Posted by: SPD | Jan 22, 2007 11:03:47 AM

Because Kennedy and Breyer have never accepted Apprendi, and because Alito is willing to bend the truth re: "facts" required for enhanced sentencing to get the result he wanted.

Posted by: Anon | Jan 22, 2007 11:25:23 AM

The line was interesting, Roberts and Breyer departing from their expected roles? So is this a liberal's liberal decision? Or conservative?

Posted by: MajorMori | Jan 22, 2007 11:51:45 AM

The dissent definitely makes for strange bedfellows. I can't help but think the pairing in the dissent resembles California's now-defunct determinate sentencing scheme (lower term = Breyer, middle term = Kennedy, and upper term = Alito).

P.S. - Somebody had to be designated as the lower (whether Alito or Breyer), so just leave it alone :-)

Posted by: SPD | Jan 22, 2007 12:02:15 PM

So, people seeking more sentencing reform clearly need to look for cert worthy cases brought by a Davis or Douglas or Doe.

Posted by: ohwilleke | Jan 22, 2007 12:05:06 PM

A = Apprendi
B = Blakely, Booker, and Burton (not so much now)
C = Cunningham and Claiborne

R = Ring, Recuenco (sort of), and Rita

It looks like the next case will either be a 'D' or an 'R' (am I forgetting any?).

Posted by: SPD | Jan 22, 2007 12:11:40 PM

"Roberts and Breyer departing from their expected roles?"

Roberts perhaps (hard to tell), but hardly Breyer.
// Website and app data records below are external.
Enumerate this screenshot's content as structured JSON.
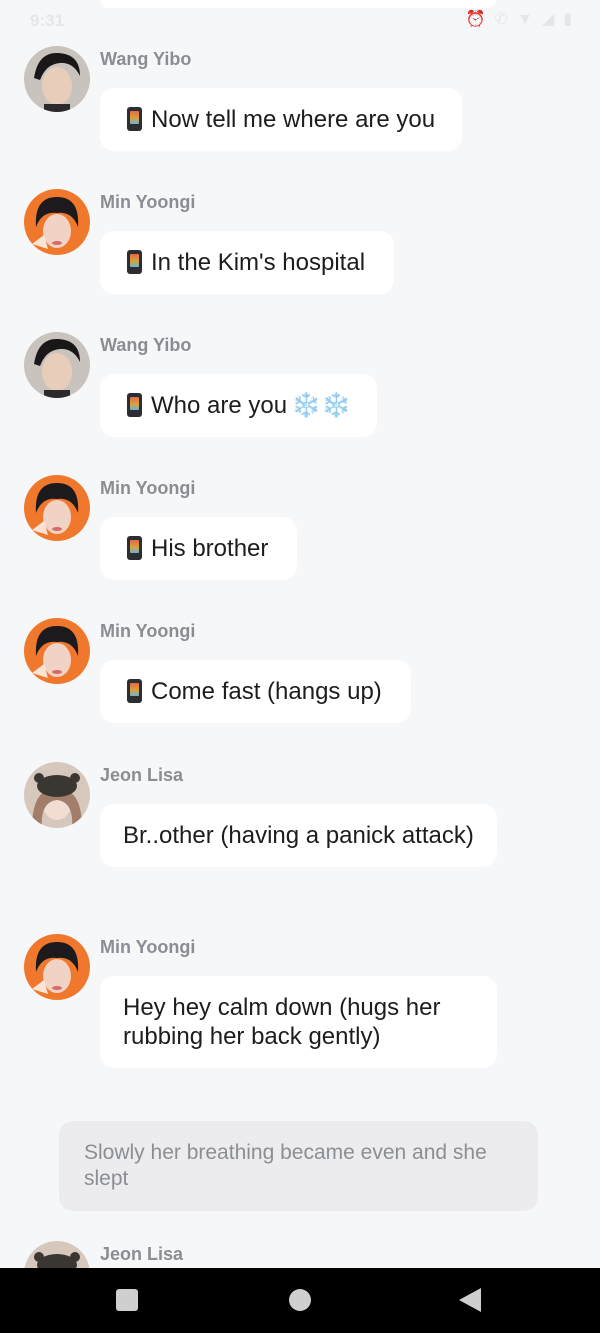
{
  "status_bar": {
    "time": "9:31",
    "icons": [
      "alarm-icon",
      "call-icon",
      "wifi-icon",
      "signal-icon",
      "battery-icon"
    ]
  },
  "messages": [
    {
      "sender": "Wang Yibo",
      "text": "Now tell me where are you",
      "avatar": "wang-yibo",
      "phone_icon": true
    },
    {
      "sender": "Min Yoongi",
      "text": "In the Kim's hospital",
      "avatar": "min-yoongi",
      "phone_icon": true
    },
    {
      "sender": "Wang Yibo",
      "text": "Who are you",
      "avatar": "wang-yibo",
      "phone_icon": true,
      "suffix": "❄️❄️"
    },
    {
      "sender": "Min Yoongi",
      "text": "His brother",
      "avatar": "min-yoongi",
      "phone_icon": true
    },
    {
      "sender": "Min Yoongi",
      "text": "Come fast (hangs up)",
      "avatar": "min-yoongi",
      "phone_icon": true
    },
    {
      "sender": "Jeon Lisa",
      "text": "Br..other (having a panick attack)",
      "avatar": "jeon-lisa",
      "phone_icon": false
    },
    {
      "sender": "Min Yoongi",
      "text": "Hey hey calm down (hugs her rubbing her back gently)",
      "avatar": "min-yoongi",
      "phone_icon": false
    },
    {
      "sender": "Jeon Lisa",
      "text": "",
      "avatar": "jeon-lisa",
      "phone_icon": false
    }
  ],
  "narration": "Slowly her breathing became even and she slept",
  "nav": {
    "buttons": [
      "recents-button",
      "home-button",
      "back-button"
    ]
  },
  "colors": {
    "background": "#f6f7f9",
    "bubble": "#ffffff",
    "narration_bg": "#ececee",
    "sender_text": "#8a8d93",
    "nav_bar": "#000000"
  }
}
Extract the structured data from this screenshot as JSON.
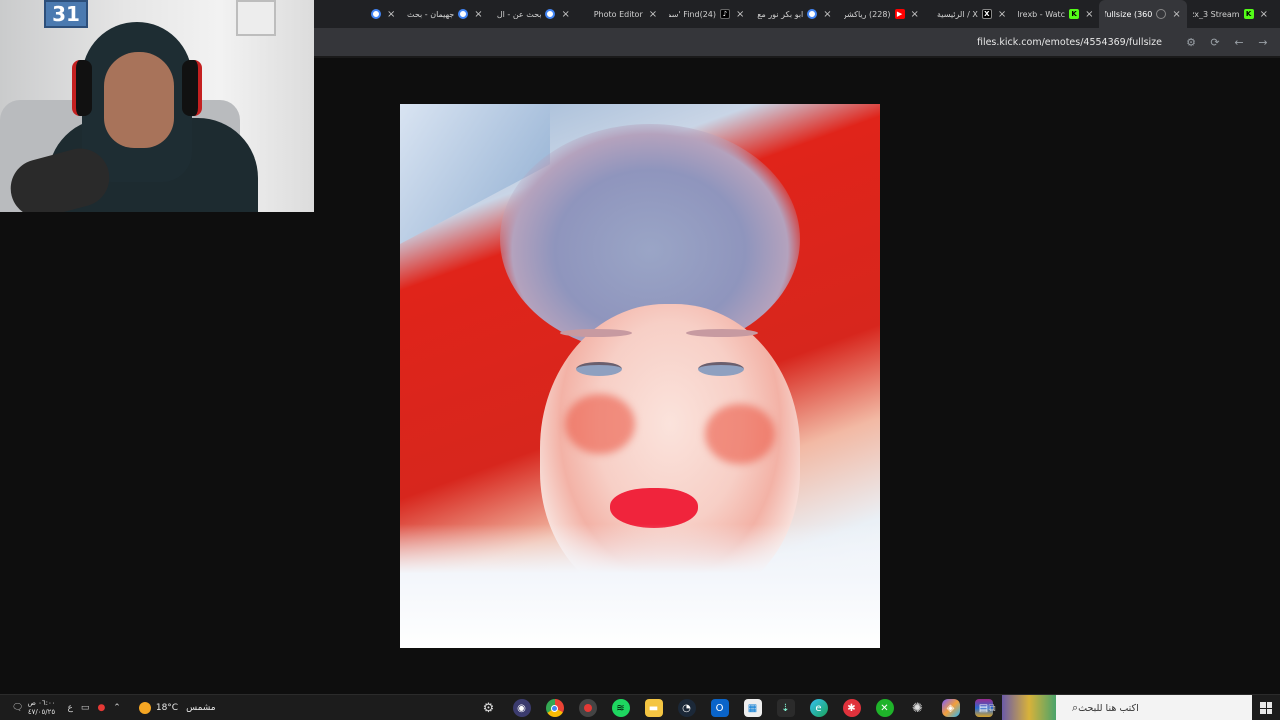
{
  "browser": {
    "tabs": [
      {
        "title": "rzx_3 Stream",
        "favicon": "kick",
        "active": false
      },
      {
        "title": "fullsize (360",
        "favicon": "none",
        "active": true
      },
      {
        "title": "llrexb - Watc",
        "favicon": "kick",
        "active": false
      },
      {
        "title": "X / الرئيسية",
        "favicon": "x",
        "active": false
      },
      {
        "title": "(228) رياكشن",
        "favicon": "yt",
        "active": false
      },
      {
        "title": "ابو بكر نور مع",
        "favicon": "google",
        "active": false
      },
      {
        "title": "(24)Find 'سمر",
        "favicon": "tiktok",
        "active": false
      },
      {
        "title": "Photo Editor",
        "favicon": "photo",
        "active": false
      },
      {
        "title": "بحث عن - ال",
        "favicon": "google",
        "active": false
      },
      {
        "title": "جهيمان - بحث",
        "favicon": "google",
        "active": false
      },
      {
        "title": "",
        "favicon": "google",
        "active": false
      }
    ],
    "address": {
      "url": "files.kick.com/emotes/4554369/fullsize"
    }
  },
  "webcam": {
    "poster_text": "31"
  },
  "taskbar": {
    "clock": {
      "time": "٠٦:٠٠ ص",
      "date": "٤٧/٠٥/٢٥"
    },
    "lang": "ع",
    "weather": {
      "temp": "18°C",
      "condition": "مشمس"
    },
    "apps": [
      "settings",
      "obs",
      "chrome",
      "recorder",
      "spotify",
      "files",
      "steam",
      "outlook",
      "store",
      "terminal",
      "edge",
      "app-red",
      "xbox",
      "steelseries",
      "copilot",
      "winrar"
    ],
    "search_placeholder": "اكتب هنا للبحث"
  }
}
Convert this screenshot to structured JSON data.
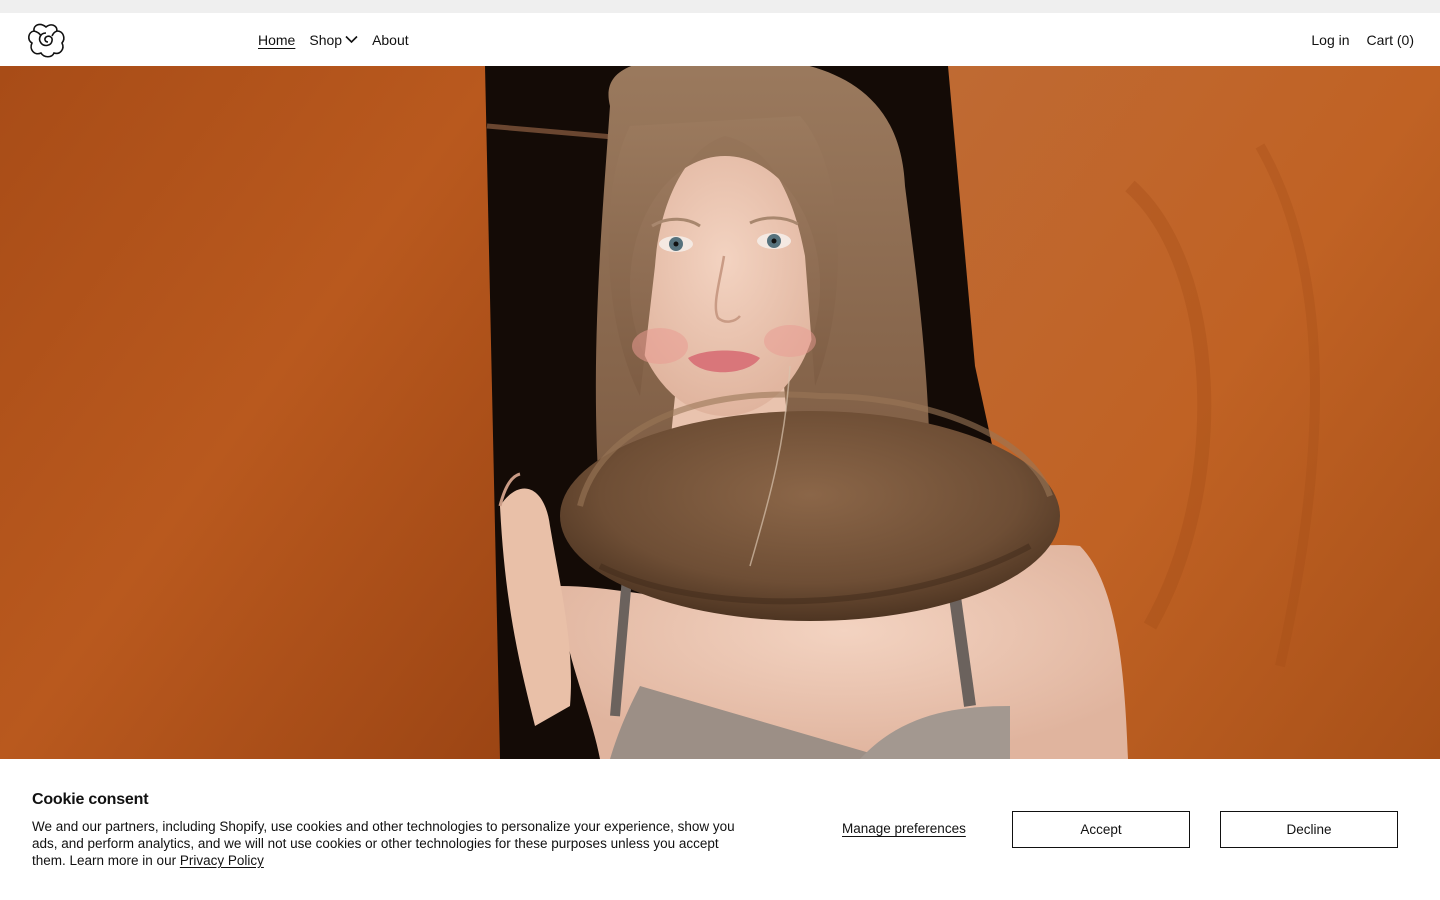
{
  "header": {
    "logo_icon": "flower-swirl-logo-icon",
    "nav": [
      {
        "label": "Home",
        "active": true
      },
      {
        "label": "Shop",
        "has_dropdown": true,
        "icon": "chevron-down-icon"
      },
      {
        "label": "About"
      }
    ],
    "login_label": "Log in",
    "cart_label": "Cart (0)"
  },
  "hero": {
    "image_subject": "portrait-photo",
    "colors": {
      "wood": "#b6571d",
      "shadow": "#120a06"
    }
  },
  "cookie_banner": {
    "title": "Cookie consent",
    "text": "We and our partners, including Shopify, use cookies and other technologies to personalize your experience, show you ads, and perform analytics, and we will not use cookies or other technologies for these purposes unless you accept them. Learn more in our ",
    "privacy_link": "Privacy Policy",
    "manage_label": "Manage preferences",
    "accept_label": "Accept",
    "decline_label": "Decline"
  }
}
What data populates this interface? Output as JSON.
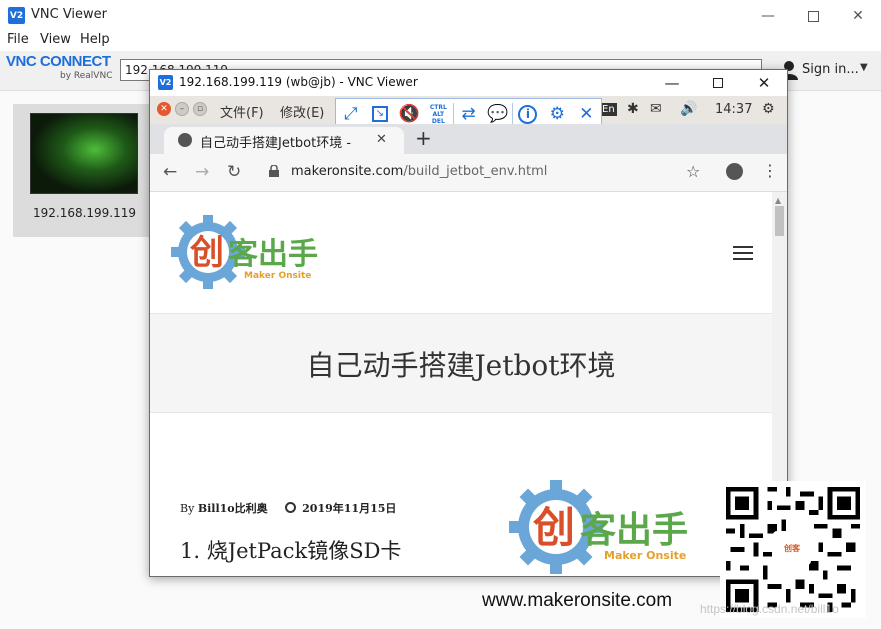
{
  "outer": {
    "title": "VNC Viewer",
    "app_icon": "V2",
    "menu": [
      "File",
      "View",
      "Help"
    ],
    "logo_main": "VNC CONNECT",
    "logo_sub": "by RealVNC",
    "address_value": "192.168.199.119",
    "signin_label": "Sign in...",
    "thumbnail_label": "192.168.199.119"
  },
  "inner": {
    "title": "192.168.199.119 (wb@jb) - VNC Viewer",
    "app_icon": "V2",
    "remote_menu": [
      "文件(F)",
      "修改(E)"
    ],
    "tray_lang": "En",
    "tray_time": "14:37",
    "icons": {
      "fullscreen": "expand-arrows-icon",
      "scale": "scale-icon",
      "speaker": "speaker-off-icon",
      "ctrl_alt_del": "CTRL\nALT\nDEL",
      "transfer": "transfer-icon",
      "chat": "chat-icon",
      "info": "info-icon",
      "settings": "gear-icon",
      "close": "close-icon"
    }
  },
  "browser": {
    "tab_title": "自己动手搭建Jetbot环境 -",
    "url_domain": "makeronsite.com",
    "url_path": "/build_jetbot_env.html"
  },
  "page": {
    "logo_text": "创客出手",
    "logo_sub": "Maker Onsite",
    "title": "自己动手搭建Jetbot环境",
    "author_prefix": "By",
    "author": "Bill1o比利奥",
    "date": "2019年11月15日",
    "section_heading": "1. 烧JetPack镜像SD卡"
  },
  "overlay": {
    "logo_text": "创客出手",
    "logo_sub": "Maker Onsite",
    "site_url": "www.makeronsite.com",
    "watermark": "https://blog.csdn.net/bill1o"
  },
  "colors": {
    "accent_blue": "#1e6fd9",
    "logo_red": "#d8502a",
    "logo_green": "#5ba84a",
    "gear_blue": "#6aa7d8"
  }
}
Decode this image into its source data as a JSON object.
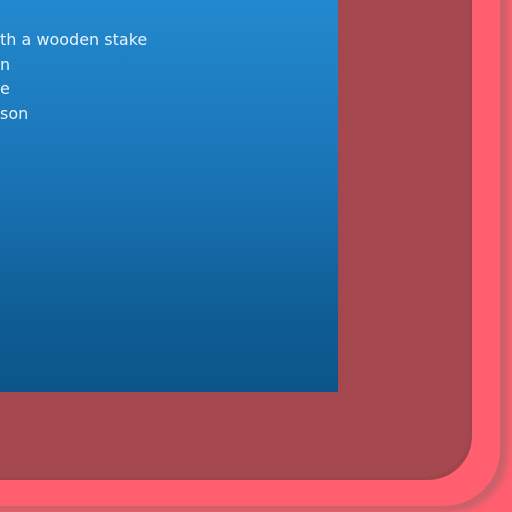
{
  "panel": {
    "lines": [
      "th a wooden stake",
      "n",
      "e",
      "son"
    ]
  },
  "colors": {
    "outer_border": "#ff5f6e",
    "inner_border": "#a5474f",
    "panel_top": "#2389cf",
    "panel_bottom": "#0b5589",
    "text": "#e9f4fc"
  }
}
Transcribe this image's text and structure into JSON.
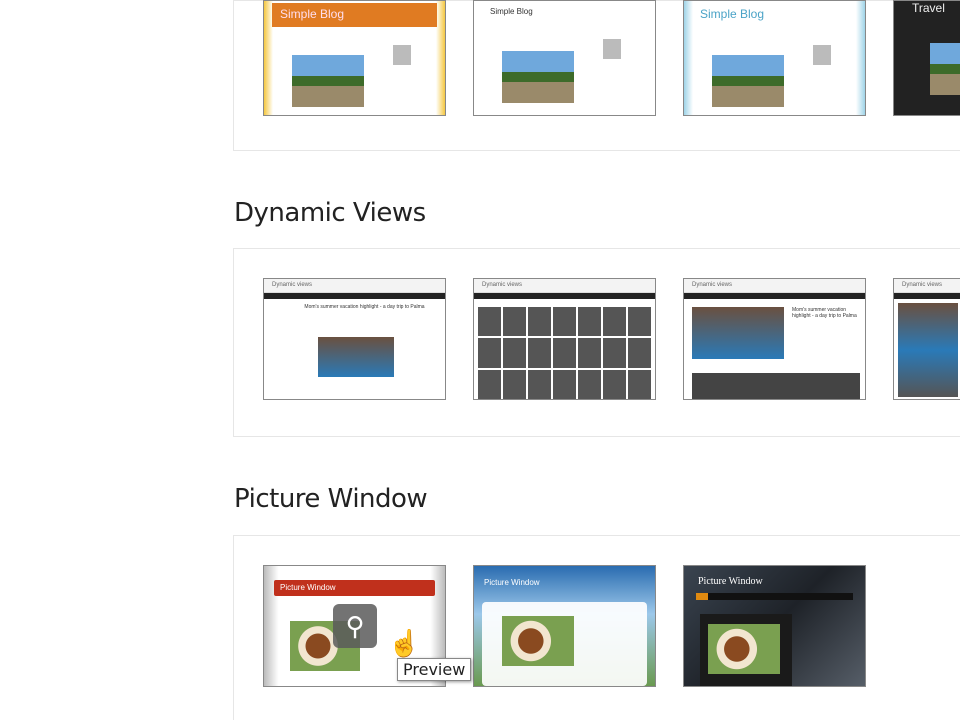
{
  "sections": [
    {
      "title": "Simple",
      "templates": [
        {
          "name": "Simple Blog",
          "variant": "orange"
        },
        {
          "name": "Simple Blog",
          "variant": "white"
        },
        {
          "name": "Simple Blog",
          "variant": "blue"
        },
        {
          "name": "Travel",
          "variant": "dark"
        }
      ]
    },
    {
      "title": "Dynamic Views",
      "templates": [
        {
          "name": "Dynamic views",
          "variant": "classic",
          "post_title": "Mom's summer vacation highlight - a day trip to Palma"
        },
        {
          "name": "Dynamic views",
          "variant": "mosaic"
        },
        {
          "name": "Dynamic views",
          "variant": "magazine",
          "post_title": "Mom's summer vacation highlight - a day trip to Palma"
        },
        {
          "name": "Dynamic views",
          "variant": "flipcard"
        }
      ]
    },
    {
      "title": "Picture Window",
      "templates": [
        {
          "name": "Picture Window",
          "variant": "red"
        },
        {
          "name": "Picture Window",
          "variant": "sky"
        },
        {
          "name": "Picture Window",
          "variant": "dark"
        }
      ]
    }
  ],
  "hover": {
    "icon": "magnifier-icon",
    "tooltip": "Preview"
  }
}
He bent over backwards in _Booker_ to keep his beloved Guidelines intact. Anything that props them up I would expect him to support.

Posted by: JDB | Jan 22, 2007 1:54:34 PM

My then, 19 year old nephew was sentenced to 13 years to life for beating up a police officer. He has no prior record. He's been in jail for 12 years now. The judge ignored the jury and imposed the harshest sentence imaginable. The police officer went back to work years ago. I'm looking for a lawyer who can take on this case.
Please help.

Posted by: Denise Woods | Mar 7, 2007 12:26:48 AM

My then, 19 year old nephew was sentenced to 13 years to life for beating up a police officer. He has no prior record. He's been in jail for 12 years now. The judge ignored the jury and imposed the harshest sentence imaginable. The police officer went back to work years ago. I'm looking for a lawyer who can take on this case.
Please help.

Posted by: Denise Woods | Mar 7, 2007 12:28:22 AM

Post a comment

In the body of your email, please indicate if you are a professor, student, prosecutor, defense attorney, etc. so I can gain a sense of who is reading my blog. Thank you, DAB